“”There are compelling reasons for LNG to become the future fuel for shipping…but there are also a good number of reasons why it may not become the future fuel for shipping for some time,” Nigel Draffin said, Chairman of the International Bunker Industry Association”
Well, for one thing, IBIA is biased in this matter as their existence relies on the use of oil. Secondly, let’s see what is really meant by “a good number of reasons…”:
Reason no 1:
”LNG terminals are designed to handle one vessel a week, not one per hour… LNG terminals should not be assumed to be hosts for bunker vessels…”
I completely agree, and this has also been acknowledged by all the industry projects that I have been involved in – none of them assume bunkering directly at the terminal premises. There needs to be a barge or other ways of transferring LNG to a bunkering station. This is also line with normal bunkering practices for oil, where the bunkers normal come to the ship, and not the other way around. Therefore reason no 1 is invalid, as no plans have been made for bunkering directly at terminal premises.
Reason no 2:
“A huge new market for LNG [in terms of LNG bunkering] is emerging at a time when there is insufficient supply to cater to current LNG demand”
This is simply incorrect. Supply meets demand for LNG, as it always has and always will. What this really is, is only a discussion of price. Who is willing to pay more for the LNG? And that may very well be the ships. Which also makes sense from an environmental point of view; power on land can be produced by other sources, even renewables. For ship fuel, LNG is the cleanest option we have.
Reason no 3:
“In addition, Regan pointed out that one Achilles’ heel that Singapore faced was that the country had no LNG bunker barges to begin with”
Oh, come on. Is it really going to push the development down road for ten years because we cant build a few barges?
Reason no 4:
“there are challenges which are not only unique to Singapore in terms of LNG bunkering, which various speakers at the event brought up, including high costs of vessels and infrastructure…”
As I have pointed out before, the emphasis on CAPEX is highly exaggerated. Investment decisions should be made based on cash flow models for the entire life cycle. And in such calculations, cost of fuel will be the overshadowing parameter for any ship, while CAPEX will only contribute 10-20% of total daily costs.
Reason no 5:
“… lack of international standards “
This is a lame excuse. Firstly, there are standardisation going on through several joint industry projects, and also an ISO committee. Secondly, the lack of international standards is not a show stopper. It normally just means that an extra risk analysis needs to be done, and some additional communication with flag and port states will be necessary.
Reason no 6:
“uncertainty about future pipeline gas and LNG prices”

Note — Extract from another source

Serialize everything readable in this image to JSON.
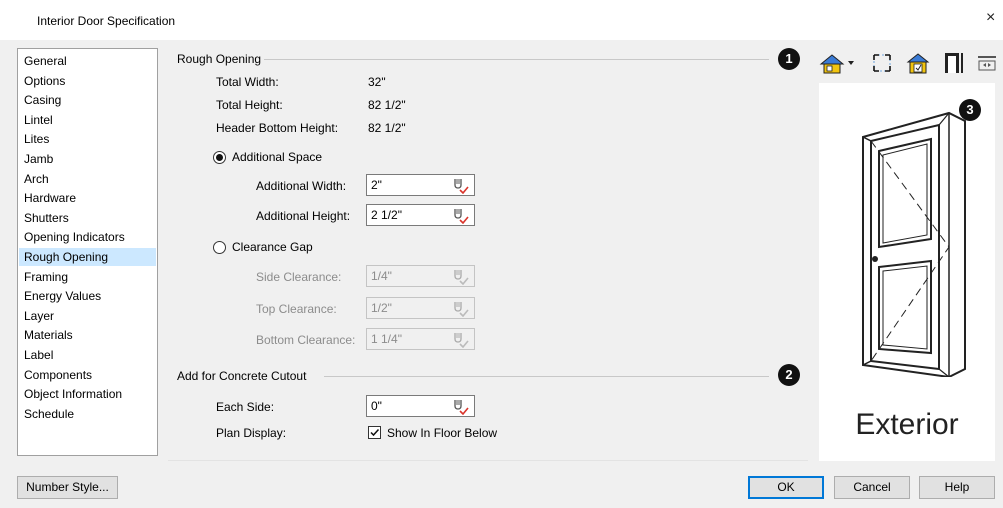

Ok, what about the uncertainty about future oil prices? And especially prices of low sulphur fuel? It should be clear to everybody that fuel price uncertainty going forward will not only be about the absolute values of each fuel, it will also be about the relative difference between them.
To conclude, nothing of the reported discussions from the Bunkerspot conference shakes my confidence in LNG as a future marine fuel.